Last week, I was able to attend SBIA’s Generic Drug Forum in Bethesda, Maryland, and I’m sure that many readers of Lachman’s blog also attended virtually. The Forum offered a diverse array of presentations applicable to the generic industry at large. In this blog, I will focus on one presentation related to PLAIRs (Pre-Launch Activities Importation Requests). The presentation itself provided some valuable insight into the flow of information within the Agency, the contents of a PLAIR, and when application sponsors should submit PLAIRs based on application type and priority status. Perhaps most importantly, the presentation discussed the types of products that are considered eligible for the PLAIR process. Slide 5 of the presentation from the FDA contained the following bullets describing the scope of PLAIR eligibility:

  • “A finished dosage form drug product that is being imported to prepare for U.S. market launch based on anticipated approval of a pending NDA, ANDA, or BLA regulated by CDER
  • A finished dosage bulk product that may either require minimal further processing (such as final packaging and/or labeling) or be in final packaged form
  • PLAIR does not apply to APIs (Active Pharmaceutical Ingredients) or drug products subject to a pending supplement.”

The bolded and underlined emphasis for “does not” was provided by the FDA.
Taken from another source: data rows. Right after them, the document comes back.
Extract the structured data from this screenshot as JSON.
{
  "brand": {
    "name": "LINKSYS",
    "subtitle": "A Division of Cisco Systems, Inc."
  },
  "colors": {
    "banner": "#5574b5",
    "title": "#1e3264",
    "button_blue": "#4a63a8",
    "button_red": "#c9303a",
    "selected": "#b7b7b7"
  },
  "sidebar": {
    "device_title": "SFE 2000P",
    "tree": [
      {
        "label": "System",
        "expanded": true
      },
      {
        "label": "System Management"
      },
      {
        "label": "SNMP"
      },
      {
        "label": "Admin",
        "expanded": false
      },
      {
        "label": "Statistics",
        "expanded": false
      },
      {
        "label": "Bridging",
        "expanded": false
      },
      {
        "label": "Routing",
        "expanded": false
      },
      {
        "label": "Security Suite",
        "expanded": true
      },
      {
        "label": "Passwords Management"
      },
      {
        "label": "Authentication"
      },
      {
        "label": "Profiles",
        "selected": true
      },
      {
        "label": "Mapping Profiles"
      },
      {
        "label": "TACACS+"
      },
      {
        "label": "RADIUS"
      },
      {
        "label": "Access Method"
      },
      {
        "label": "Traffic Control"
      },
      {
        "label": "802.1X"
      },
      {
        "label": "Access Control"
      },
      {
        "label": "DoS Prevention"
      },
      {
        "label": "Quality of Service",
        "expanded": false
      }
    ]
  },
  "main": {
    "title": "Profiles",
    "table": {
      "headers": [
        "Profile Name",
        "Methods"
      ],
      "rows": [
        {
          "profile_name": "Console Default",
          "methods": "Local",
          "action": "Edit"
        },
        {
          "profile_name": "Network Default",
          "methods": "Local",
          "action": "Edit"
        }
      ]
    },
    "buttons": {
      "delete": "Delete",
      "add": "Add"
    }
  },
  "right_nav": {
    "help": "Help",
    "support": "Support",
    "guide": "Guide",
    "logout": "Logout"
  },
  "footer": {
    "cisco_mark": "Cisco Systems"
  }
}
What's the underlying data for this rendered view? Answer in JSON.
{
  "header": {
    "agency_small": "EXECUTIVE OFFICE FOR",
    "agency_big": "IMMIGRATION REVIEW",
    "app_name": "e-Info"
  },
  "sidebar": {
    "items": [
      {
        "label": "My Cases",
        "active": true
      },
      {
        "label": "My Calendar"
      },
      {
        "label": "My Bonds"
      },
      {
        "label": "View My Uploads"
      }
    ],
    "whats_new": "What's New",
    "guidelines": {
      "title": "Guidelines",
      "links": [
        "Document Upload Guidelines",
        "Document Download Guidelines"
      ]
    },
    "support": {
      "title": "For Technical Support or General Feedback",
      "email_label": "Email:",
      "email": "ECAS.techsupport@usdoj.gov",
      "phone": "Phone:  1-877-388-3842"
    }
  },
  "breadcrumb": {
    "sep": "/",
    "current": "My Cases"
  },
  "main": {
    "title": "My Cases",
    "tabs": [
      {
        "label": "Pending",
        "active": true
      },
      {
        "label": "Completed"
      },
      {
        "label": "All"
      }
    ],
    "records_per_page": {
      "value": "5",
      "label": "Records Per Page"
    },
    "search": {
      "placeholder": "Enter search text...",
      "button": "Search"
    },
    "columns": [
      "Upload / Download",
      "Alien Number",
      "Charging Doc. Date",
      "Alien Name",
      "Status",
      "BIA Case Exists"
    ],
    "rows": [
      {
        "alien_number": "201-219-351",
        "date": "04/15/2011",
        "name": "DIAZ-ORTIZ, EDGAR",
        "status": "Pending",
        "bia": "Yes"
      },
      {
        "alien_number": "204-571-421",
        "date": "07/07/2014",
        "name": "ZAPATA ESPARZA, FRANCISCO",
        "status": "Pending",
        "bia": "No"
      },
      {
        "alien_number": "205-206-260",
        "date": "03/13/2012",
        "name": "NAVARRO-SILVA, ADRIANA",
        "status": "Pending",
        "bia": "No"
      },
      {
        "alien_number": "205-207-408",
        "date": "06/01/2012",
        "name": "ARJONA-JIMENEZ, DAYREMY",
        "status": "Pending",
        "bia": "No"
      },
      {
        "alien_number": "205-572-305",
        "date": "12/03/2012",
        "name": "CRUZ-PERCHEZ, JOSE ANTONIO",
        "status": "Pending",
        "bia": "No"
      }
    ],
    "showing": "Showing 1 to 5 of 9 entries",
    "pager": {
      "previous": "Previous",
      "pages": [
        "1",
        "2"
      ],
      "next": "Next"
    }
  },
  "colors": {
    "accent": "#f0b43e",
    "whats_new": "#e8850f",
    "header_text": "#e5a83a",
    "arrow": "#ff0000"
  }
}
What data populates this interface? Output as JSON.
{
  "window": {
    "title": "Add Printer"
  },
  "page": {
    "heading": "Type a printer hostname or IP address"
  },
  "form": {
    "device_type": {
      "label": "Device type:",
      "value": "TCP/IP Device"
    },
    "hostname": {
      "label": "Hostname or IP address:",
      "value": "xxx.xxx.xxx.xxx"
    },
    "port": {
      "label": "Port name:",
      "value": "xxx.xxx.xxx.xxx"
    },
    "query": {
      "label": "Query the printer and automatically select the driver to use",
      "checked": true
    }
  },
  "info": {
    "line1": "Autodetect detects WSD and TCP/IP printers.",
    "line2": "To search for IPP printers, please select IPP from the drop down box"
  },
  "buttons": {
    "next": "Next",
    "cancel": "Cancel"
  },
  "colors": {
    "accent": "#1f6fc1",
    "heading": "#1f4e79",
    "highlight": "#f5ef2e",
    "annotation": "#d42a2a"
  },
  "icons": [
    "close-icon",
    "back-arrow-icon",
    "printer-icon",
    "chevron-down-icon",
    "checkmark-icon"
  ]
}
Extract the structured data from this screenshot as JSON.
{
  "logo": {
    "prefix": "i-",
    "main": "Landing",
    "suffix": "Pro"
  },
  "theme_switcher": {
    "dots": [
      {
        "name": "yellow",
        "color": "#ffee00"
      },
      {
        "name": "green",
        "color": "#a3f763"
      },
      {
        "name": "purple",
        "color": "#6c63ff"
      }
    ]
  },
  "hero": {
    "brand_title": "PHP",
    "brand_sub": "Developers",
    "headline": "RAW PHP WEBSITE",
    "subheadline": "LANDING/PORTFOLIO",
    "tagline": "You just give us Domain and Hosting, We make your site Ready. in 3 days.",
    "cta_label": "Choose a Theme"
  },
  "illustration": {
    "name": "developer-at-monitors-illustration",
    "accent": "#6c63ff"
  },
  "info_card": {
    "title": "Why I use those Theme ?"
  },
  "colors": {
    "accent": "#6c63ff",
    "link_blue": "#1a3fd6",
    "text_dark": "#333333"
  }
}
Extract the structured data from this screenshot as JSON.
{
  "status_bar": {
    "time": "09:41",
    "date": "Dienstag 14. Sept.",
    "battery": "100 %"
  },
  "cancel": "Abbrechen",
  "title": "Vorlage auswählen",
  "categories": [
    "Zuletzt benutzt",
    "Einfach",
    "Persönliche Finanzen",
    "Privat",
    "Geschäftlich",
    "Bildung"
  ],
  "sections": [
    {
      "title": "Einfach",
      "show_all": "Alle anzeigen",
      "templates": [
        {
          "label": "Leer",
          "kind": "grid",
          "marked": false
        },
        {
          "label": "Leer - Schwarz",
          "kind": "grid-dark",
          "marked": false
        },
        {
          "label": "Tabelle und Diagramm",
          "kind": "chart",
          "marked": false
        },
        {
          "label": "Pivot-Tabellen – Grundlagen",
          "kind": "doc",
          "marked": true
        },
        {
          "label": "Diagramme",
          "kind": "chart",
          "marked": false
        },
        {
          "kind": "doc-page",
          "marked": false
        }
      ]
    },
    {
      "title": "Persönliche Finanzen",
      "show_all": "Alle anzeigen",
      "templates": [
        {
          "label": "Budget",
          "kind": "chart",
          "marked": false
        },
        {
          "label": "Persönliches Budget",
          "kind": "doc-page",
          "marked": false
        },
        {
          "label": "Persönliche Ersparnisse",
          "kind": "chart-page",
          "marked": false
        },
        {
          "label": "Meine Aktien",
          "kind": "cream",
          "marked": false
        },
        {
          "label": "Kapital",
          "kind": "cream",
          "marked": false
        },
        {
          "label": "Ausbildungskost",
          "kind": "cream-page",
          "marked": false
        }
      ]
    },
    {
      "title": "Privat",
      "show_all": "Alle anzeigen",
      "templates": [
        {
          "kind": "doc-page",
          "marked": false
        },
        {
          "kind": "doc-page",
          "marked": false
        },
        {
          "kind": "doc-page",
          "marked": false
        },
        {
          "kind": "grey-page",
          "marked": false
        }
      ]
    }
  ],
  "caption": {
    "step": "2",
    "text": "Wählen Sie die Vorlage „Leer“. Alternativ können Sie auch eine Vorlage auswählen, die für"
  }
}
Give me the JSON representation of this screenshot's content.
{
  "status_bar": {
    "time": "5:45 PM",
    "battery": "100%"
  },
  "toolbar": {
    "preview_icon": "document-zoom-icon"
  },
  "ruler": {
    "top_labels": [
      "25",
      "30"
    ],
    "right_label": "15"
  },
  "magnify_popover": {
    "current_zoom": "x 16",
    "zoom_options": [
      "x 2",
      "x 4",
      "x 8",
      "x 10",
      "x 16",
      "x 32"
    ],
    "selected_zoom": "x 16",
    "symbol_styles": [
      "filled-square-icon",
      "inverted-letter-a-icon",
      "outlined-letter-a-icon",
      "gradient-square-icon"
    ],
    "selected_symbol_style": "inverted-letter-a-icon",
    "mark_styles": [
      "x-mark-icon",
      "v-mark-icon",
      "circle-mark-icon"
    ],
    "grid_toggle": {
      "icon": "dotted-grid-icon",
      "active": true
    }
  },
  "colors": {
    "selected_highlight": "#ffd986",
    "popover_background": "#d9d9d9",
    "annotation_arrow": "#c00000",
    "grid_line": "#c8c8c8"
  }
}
It was this last bullet that resulted in my thinking to myself during the presentation… “Why are ALL pending supplements excluded from the PLAIR process?” It would stand to reason that some supplements (especially those that otherwise satisfy the criteria under the first bullet) should be considered eligible to engage in the PLAIR process. This resulted in me asking the following question during the panel’s Question and Answer period: “Why didn’t the FDA include New Strength Supplements (NSS) in the PLAIR process and was exclusion of NSSs due to legal or policy reasons?” The FDA’s representative responded to my question by confirming that there was no legal concern, but the FDA made a decision to exclude all supplements because the volume of supplements is very large and ever-increasing. The Agency representative also made reference to another presentation that indicated over 10,000 supplements were submitted in Fiscal Year 2023, which included approximately 1,600 Prior Approval Supplements.

I completely understand and agree that not all, or even most, categories of supplements should be considered for the PLAIR process but, from my perspective, the FDA’s policy of not including ANY supplements simply because the volume of work is quite substantial really isn’t a great reason, especially from industry’s vantage point. This is especially true when an NSS represents the potential first generic launch of a product into the U.S. market. The FDA’s policy of excluding all supplements also appears to be inconsistent with the FDA’s stated goals of improving access to drugs and enhancing competition.

Unfortunately, the FDA does not publish statistics related to the volume of NSSs that are approved so there isn’t any way of assessing how much of a burden adding NSSs to PLAIR eligibility would represent. From my time at the Office of Generic Drugs, I don’t recall there being all that many NSSs received on a monthly basis, so my view is that this would amount to, at most, a handful of supplemental applicants that would be eligible to request a PLAIR for the addition of a new strength (if the scope of the PLAIR program were expanded to include these NSS supplements). Even then, not all of the applicants would necessarily request a PLAIR for their NSSs so the volume would be applicable only for a relatively small subset of the NSSs received by the FDA.

Speaking from experience, I know that addressing questions on these panels can be both tough and intimidating because, no matter how prepared you may be, it is impossible to anticipate all versions of questions that you may be asked when you are a panelist from the FDA. You are on the spot with a lot of eyeballs trained on you and you are expected to respond rapidly, with very little time to think through your answer. Perhaps there is a better reason why NSSs are excluded from the PLAIR process; if that isn’t the case, the FDA should consider a change in its thinking as this could improve the public’s access to new strengths of drug products.